__THE TASK__. Check each line of the records below for the word "this" and copy those where it appears.

__Web page and app entries__.
[Start of Attachment]
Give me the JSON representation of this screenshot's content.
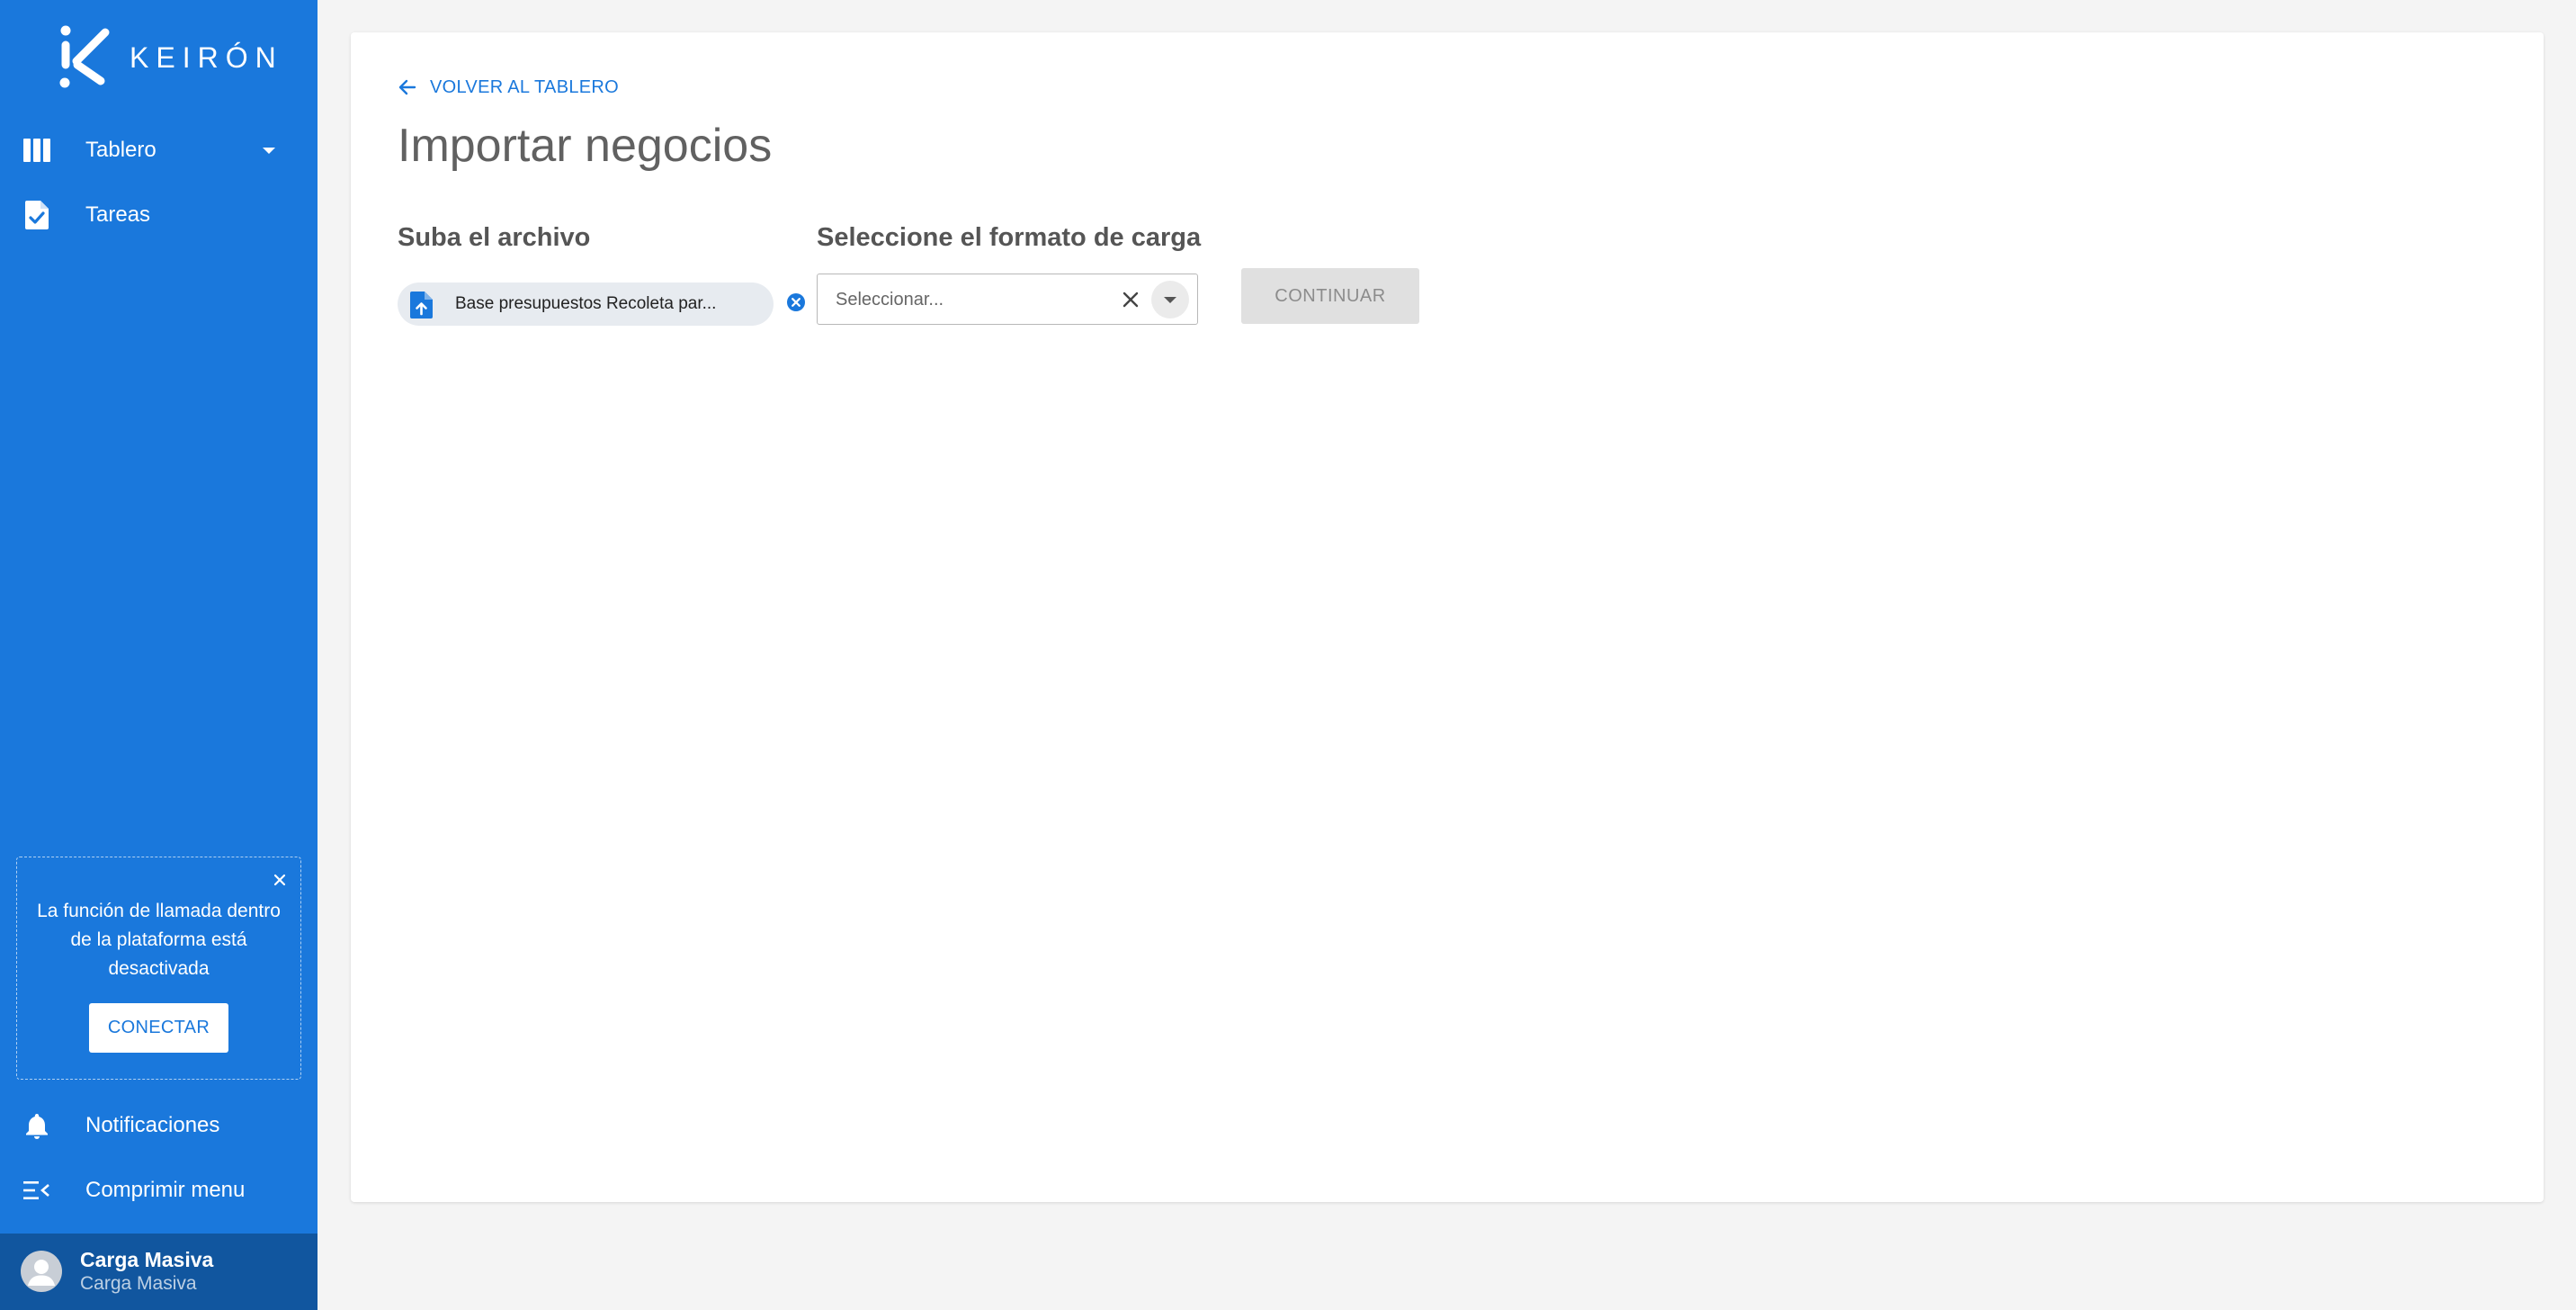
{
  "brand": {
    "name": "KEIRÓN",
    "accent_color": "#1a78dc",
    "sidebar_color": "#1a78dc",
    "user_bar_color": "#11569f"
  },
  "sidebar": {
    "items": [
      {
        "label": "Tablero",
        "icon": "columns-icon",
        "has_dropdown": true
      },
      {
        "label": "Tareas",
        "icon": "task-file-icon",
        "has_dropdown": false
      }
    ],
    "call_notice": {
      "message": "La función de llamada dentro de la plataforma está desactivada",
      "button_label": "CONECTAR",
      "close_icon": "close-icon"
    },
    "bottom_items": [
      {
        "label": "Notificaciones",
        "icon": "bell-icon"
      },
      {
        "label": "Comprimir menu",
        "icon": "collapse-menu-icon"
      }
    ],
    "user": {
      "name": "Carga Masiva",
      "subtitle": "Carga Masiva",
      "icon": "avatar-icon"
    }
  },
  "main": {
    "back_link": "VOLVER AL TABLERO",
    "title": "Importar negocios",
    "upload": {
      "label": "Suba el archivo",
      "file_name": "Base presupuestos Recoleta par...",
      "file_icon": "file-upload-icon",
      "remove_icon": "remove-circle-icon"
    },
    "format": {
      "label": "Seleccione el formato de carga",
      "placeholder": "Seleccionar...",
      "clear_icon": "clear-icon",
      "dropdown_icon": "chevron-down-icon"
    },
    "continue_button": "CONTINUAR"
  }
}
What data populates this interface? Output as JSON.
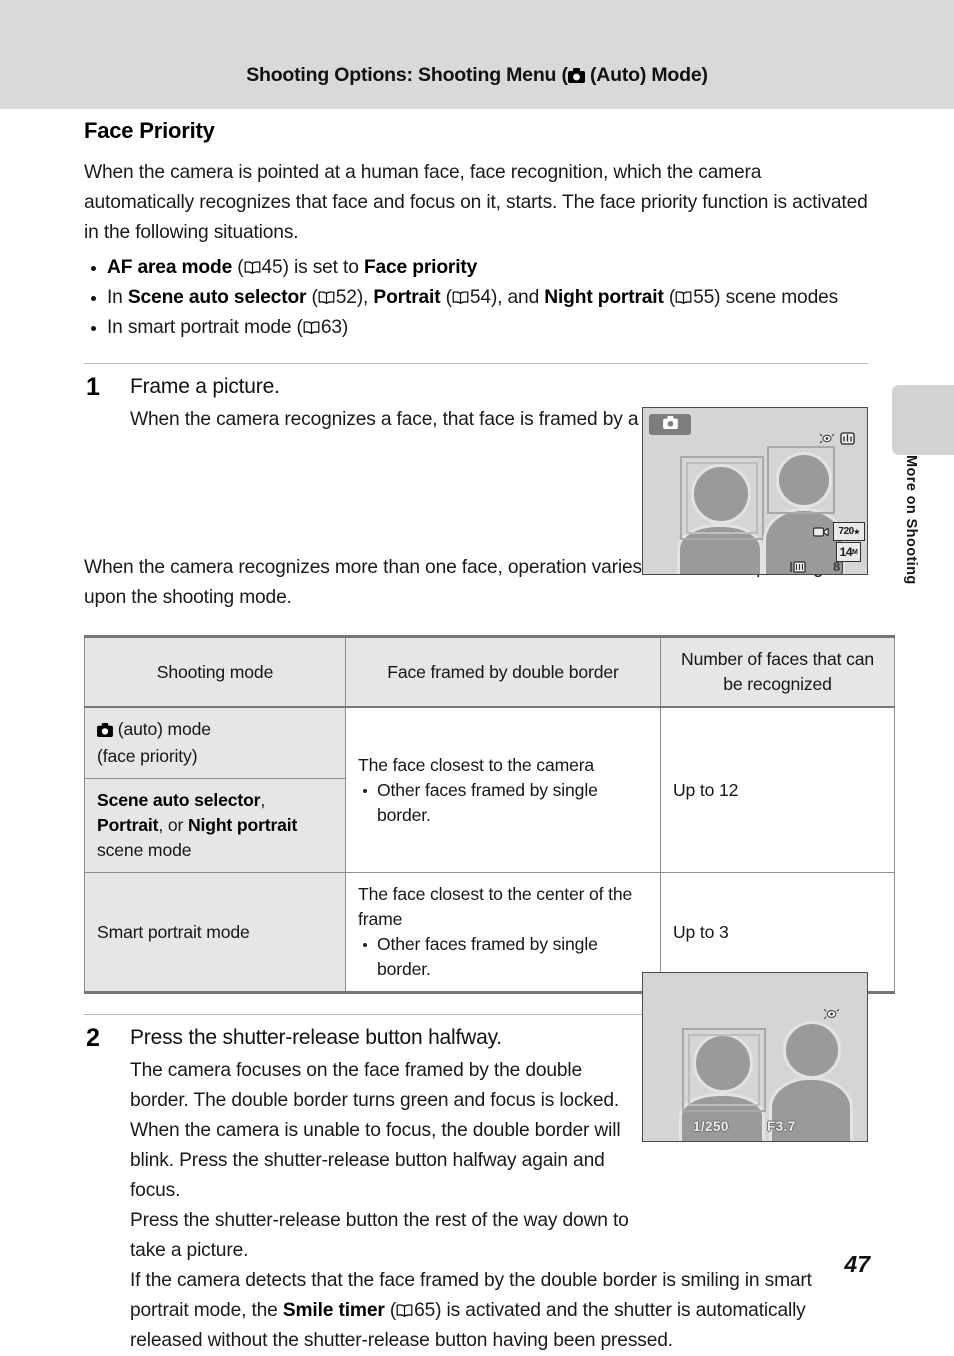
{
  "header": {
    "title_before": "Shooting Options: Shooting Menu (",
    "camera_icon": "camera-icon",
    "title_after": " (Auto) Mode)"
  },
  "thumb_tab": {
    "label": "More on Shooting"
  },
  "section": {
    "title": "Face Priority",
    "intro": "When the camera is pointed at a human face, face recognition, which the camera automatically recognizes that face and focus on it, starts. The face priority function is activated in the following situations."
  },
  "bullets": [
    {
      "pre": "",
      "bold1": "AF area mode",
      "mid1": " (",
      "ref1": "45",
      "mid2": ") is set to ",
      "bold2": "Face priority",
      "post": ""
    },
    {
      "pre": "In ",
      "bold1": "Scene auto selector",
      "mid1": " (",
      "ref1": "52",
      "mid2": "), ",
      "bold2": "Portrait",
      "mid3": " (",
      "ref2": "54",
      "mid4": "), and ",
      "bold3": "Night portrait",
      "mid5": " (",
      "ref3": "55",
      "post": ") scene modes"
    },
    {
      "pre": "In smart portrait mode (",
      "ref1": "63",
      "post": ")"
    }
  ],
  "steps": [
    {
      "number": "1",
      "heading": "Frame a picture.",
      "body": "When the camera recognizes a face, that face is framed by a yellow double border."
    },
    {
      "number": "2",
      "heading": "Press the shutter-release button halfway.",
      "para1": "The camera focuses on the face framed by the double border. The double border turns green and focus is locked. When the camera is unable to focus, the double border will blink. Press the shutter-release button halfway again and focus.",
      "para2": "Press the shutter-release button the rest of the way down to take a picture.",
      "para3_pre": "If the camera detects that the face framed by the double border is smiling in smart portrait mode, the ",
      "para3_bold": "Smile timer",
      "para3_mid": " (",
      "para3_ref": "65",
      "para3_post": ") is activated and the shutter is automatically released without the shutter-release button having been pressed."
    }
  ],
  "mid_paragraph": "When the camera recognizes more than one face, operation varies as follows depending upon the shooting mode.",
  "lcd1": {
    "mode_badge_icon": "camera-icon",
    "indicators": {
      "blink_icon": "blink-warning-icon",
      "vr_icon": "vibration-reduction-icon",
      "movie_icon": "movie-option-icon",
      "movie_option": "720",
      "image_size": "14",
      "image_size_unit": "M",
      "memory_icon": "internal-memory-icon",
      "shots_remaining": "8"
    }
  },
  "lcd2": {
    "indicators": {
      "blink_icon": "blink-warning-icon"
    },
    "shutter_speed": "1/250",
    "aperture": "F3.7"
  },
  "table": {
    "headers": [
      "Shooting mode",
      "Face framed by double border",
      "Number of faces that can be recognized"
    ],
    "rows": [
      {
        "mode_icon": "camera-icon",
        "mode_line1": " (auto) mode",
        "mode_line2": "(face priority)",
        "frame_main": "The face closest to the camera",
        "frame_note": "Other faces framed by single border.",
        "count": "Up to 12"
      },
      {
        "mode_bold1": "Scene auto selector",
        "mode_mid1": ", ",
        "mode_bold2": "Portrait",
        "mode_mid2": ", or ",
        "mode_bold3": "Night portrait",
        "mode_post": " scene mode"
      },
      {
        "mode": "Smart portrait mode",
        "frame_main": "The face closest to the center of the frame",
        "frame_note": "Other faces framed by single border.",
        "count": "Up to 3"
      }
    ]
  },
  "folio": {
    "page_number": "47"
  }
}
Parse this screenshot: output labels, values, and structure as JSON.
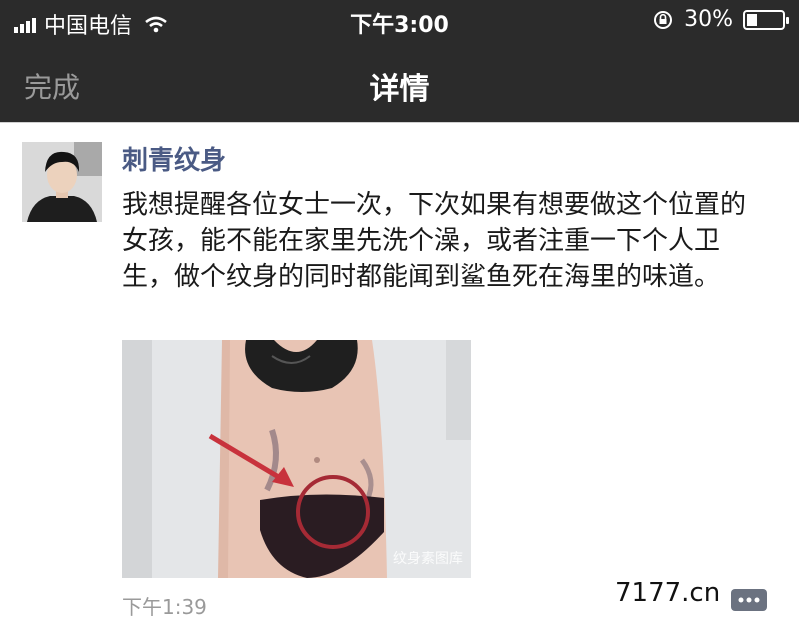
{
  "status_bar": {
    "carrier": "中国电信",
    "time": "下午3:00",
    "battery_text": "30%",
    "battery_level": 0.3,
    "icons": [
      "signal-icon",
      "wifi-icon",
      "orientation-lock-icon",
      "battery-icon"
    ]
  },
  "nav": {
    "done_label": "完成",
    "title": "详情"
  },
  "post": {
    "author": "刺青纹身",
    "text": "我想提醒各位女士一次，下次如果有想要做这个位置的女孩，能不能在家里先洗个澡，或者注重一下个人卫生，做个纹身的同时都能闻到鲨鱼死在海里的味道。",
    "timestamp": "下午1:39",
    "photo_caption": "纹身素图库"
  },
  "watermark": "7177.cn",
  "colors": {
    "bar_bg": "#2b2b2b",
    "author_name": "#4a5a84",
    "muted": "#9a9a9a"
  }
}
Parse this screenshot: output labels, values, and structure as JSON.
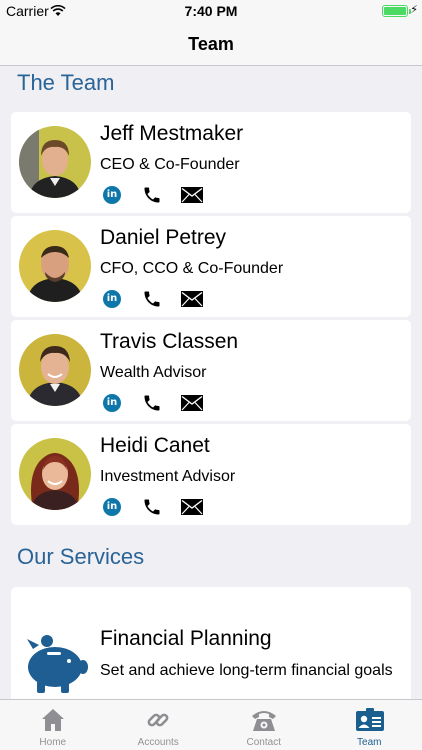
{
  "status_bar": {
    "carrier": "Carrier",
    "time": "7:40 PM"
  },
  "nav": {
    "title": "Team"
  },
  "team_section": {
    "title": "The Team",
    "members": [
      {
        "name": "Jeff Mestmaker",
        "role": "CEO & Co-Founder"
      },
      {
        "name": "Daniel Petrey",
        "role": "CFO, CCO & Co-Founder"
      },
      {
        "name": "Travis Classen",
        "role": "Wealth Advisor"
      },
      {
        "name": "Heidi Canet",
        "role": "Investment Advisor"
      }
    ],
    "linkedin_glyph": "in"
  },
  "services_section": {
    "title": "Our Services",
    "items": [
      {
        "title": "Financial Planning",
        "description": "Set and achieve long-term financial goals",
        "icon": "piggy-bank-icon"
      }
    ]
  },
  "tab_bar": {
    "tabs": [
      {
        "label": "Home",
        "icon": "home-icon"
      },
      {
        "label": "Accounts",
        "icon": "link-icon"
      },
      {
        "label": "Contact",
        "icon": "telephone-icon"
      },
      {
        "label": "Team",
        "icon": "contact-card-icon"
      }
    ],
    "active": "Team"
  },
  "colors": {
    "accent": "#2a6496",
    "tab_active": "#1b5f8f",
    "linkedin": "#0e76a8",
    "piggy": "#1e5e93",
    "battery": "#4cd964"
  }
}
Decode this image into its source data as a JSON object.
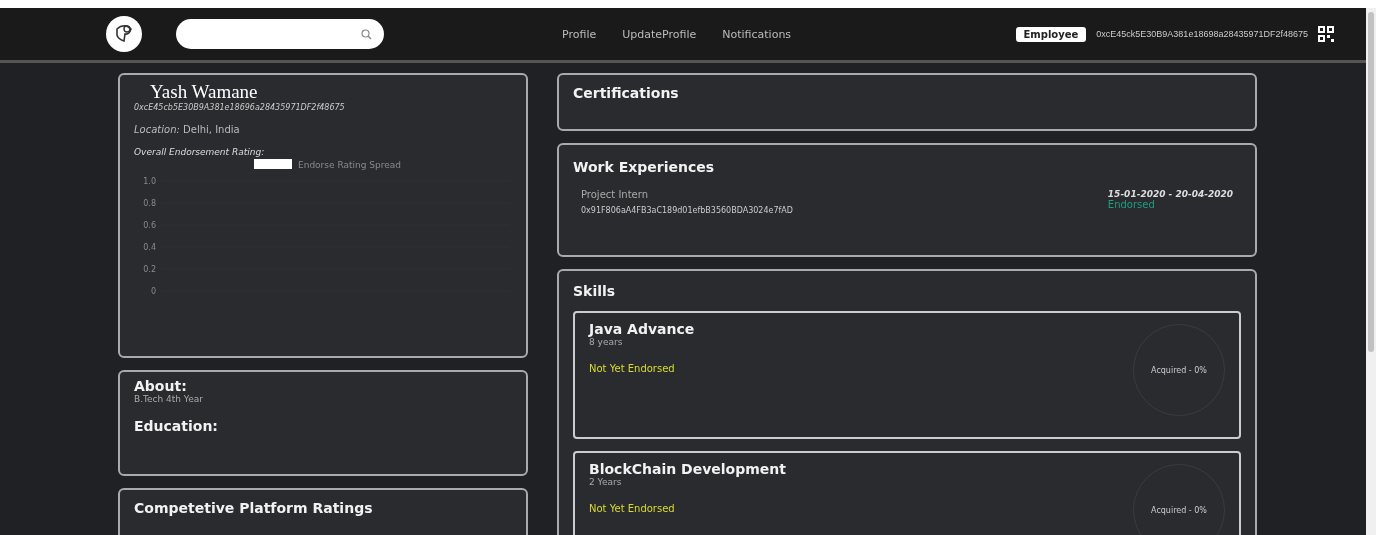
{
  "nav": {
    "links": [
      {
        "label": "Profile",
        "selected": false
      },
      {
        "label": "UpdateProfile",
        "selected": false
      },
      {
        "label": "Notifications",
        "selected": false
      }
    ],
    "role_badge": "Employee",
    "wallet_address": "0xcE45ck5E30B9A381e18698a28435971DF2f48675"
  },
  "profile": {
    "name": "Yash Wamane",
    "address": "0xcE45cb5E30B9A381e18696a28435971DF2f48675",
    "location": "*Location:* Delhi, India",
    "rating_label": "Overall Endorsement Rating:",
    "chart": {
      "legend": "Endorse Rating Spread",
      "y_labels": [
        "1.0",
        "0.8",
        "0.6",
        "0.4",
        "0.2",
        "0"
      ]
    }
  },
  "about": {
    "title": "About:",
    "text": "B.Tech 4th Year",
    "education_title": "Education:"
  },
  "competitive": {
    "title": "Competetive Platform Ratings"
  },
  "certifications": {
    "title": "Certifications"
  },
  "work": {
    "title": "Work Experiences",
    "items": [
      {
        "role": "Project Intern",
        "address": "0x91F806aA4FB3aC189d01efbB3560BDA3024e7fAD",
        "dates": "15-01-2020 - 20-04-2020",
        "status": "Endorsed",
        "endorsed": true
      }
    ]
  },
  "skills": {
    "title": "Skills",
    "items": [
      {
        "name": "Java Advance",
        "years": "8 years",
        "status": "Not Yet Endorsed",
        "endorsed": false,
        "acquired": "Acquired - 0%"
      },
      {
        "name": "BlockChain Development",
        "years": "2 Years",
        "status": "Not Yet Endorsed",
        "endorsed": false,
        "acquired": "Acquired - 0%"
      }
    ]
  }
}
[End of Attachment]
__REPLY TO THE TASK__.
Give me the JSON representation of this screenshot's content.
What data populates this interface? Output as JSON.
Parse this screenshot: output labels, values, and structure as JSON.
Parse this screenshot: output labels, values, and structure as JSON.
Decode this image into its source data as a JSON object.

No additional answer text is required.